The table below provides some suggestions for substrate suitable for Boas:

Type Pro’s Con’s
Coca mulch (crushed or mulched) Holds moisture well, resistant to mold, aesthetically pleasing More expensive than alternatives, not always easy to obtain
Cypress mulch Holds moisture well, easy to obtain Not resistant to mold
News paper Economical, convenient: delivered to your front door, easy to replace Not aesthetically pleasing
Paper towel Economical, easy to replace Not aesthetically pleasing, only suited for neonates
Aspen Economical Doesn’t hold moisture well, molds easily

Lighting

Bolivians do not have strict lighting requirements; a simple 12-hour light period is sufficient.

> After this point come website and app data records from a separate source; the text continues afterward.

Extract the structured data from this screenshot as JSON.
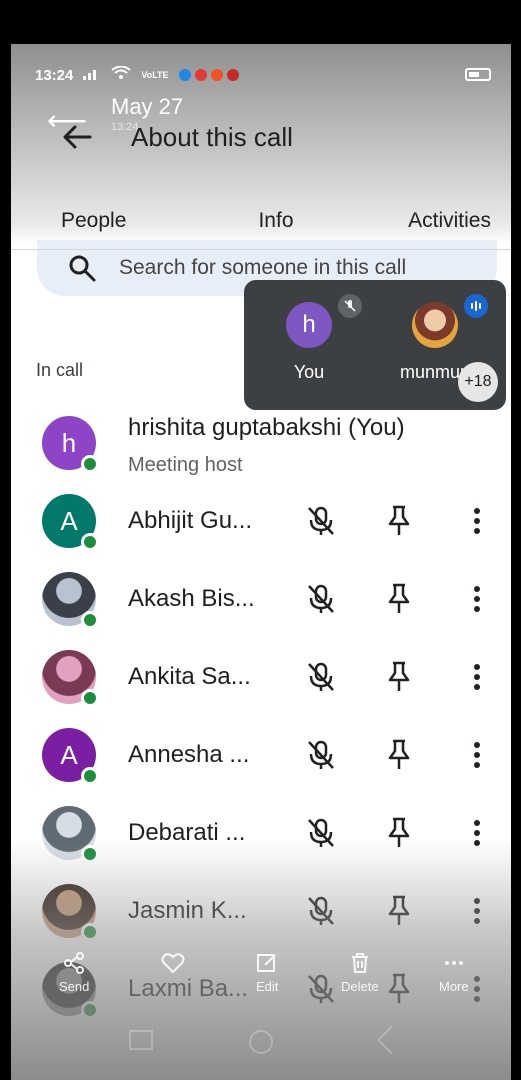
{
  "status_bar": {
    "time": "13:24",
    "network": "VoLTE",
    "app_dot_colors": [
      "#1e88e5",
      "#e53935",
      "#f4511e",
      "#c62828"
    ]
  },
  "ghost_overlay": {
    "date": "May 27",
    "time": "13:24"
  },
  "appbar": {
    "title": "About this call"
  },
  "tabs": [
    {
      "label": "People",
      "active": true
    },
    {
      "label": "Info",
      "active": false
    },
    {
      "label": "Activities",
      "active": false
    }
  ],
  "search": {
    "placeholder": "Search for someone in this call"
  },
  "pip": {
    "tiles": [
      {
        "name": "You",
        "initial": "h",
        "color": "#7e57c2",
        "badge": "muted"
      },
      {
        "name": "munmun",
        "initial": "",
        "color": "#c98a5a",
        "badge": "speaking"
      }
    ],
    "more_count": "+18"
  },
  "section_label": "In call",
  "host": {
    "name": "hrishita guptabakshi (You)",
    "role": "Meeting host",
    "initial": "h",
    "color": "#8e44c6"
  },
  "participants": [
    {
      "name": "Abhijit Gu...",
      "initial": "A",
      "color": "#00796b",
      "photo": false
    },
    {
      "name": "Akash Bis...",
      "initial": "",
      "color": "#6b6b6b",
      "photo": true,
      "photo_colors": [
        "#b9c3cf",
        "#3a3f4a"
      ]
    },
    {
      "name": "Ankita Sa...",
      "initial": "",
      "color": "#b24b7a",
      "photo": true,
      "photo_colors": [
        "#e0a2c0",
        "#7a3a55"
      ]
    },
    {
      "name": "Annesha ...",
      "initial": "A",
      "color": "#7b1fa2",
      "photo": false
    },
    {
      "name": "Debarati ...",
      "initial": "",
      "color": "#9fa8b2",
      "photo": true,
      "photo_colors": [
        "#d6dde4",
        "#5f6a73"
      ]
    },
    {
      "name": "Jasmin K...",
      "initial": "",
      "color": "#6b4a3a",
      "photo": true,
      "photo_colors": [
        "#c49a7b",
        "#3a2a22"
      ]
    },
    {
      "name": "Laxmi Ba...",
      "initial": "",
      "color": "#3a3a3a",
      "photo": true,
      "photo_colors": [
        "#8a8a8a",
        "#1e1e1e"
      ]
    }
  ],
  "overlay_actions": [
    {
      "label": "Send",
      "icon": "share-icon"
    },
    {
      "label": "",
      "icon": "heart-icon"
    },
    {
      "label": "Edit",
      "icon": "edit-icon"
    },
    {
      "label": "Delete",
      "icon": "trash-icon"
    },
    {
      "label": "More",
      "icon": "more-dots-icon"
    }
  ]
}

During the winter months when animals are cycling for breeding, lighting is reduced to imitate the shorter days


Cleaning

Maintenance of the cage is a daily, weekly, and monthly affair.

Water bowls:
  • Daily water bowls are visually inspected and disinfected/replaced when polluted with substrate or fecal matter using an appropriate disinfectant (see more on disinfectants below).
  • It’s also recommended to replace water each time an animal has defecated in the cage weather the water appears to be polluted or not. The water may have been contaminated in the process and it may not be visual to the keeper.
  • Otherwise, water bowls are disinfected and replaced once weekly.
Spot cleaning:
  • Spot cleaning is also a daily task. Any fecal material found in the cage is removed and disposed. Any substrate that is polluted by fecal material is discarded as well.
Substrate replacement:
  • Substrate replacement depends on the substrate type used for your boa. Paper products such as paper towel or news-paper are to be replaced immediately upon defecation. In the case of mulch substrates, our suggestion is to replace the mulch every two to three months, depending on the condition of the substrate.
Disinfectant:
  • Choosing an appropriate disinfectant to clean your reptiles water bowls, cage, and accessories is essential. A popular product in the pet trade today is F10 Disinfectant. I’ve used and recommended this product.

Conclusion

Bolivian short-tailed boas are beautiful, hardy, and rewarding animals that are a real please to keep. Their relatively low maintenance and good demeanor make them excellent boas for both new keepers and experienced hobbyists.


References

  1. Boa constrictor (LINNAEUS, 1758) – The Reptile Database (Accessed Online, 2017)
  2. Convention on International Trade in Endangered Species of Wild Fauna and Flora (CITES) – Appendices I, II and III (Accessed Online, 2017)

Captive-bred Reptile Excellence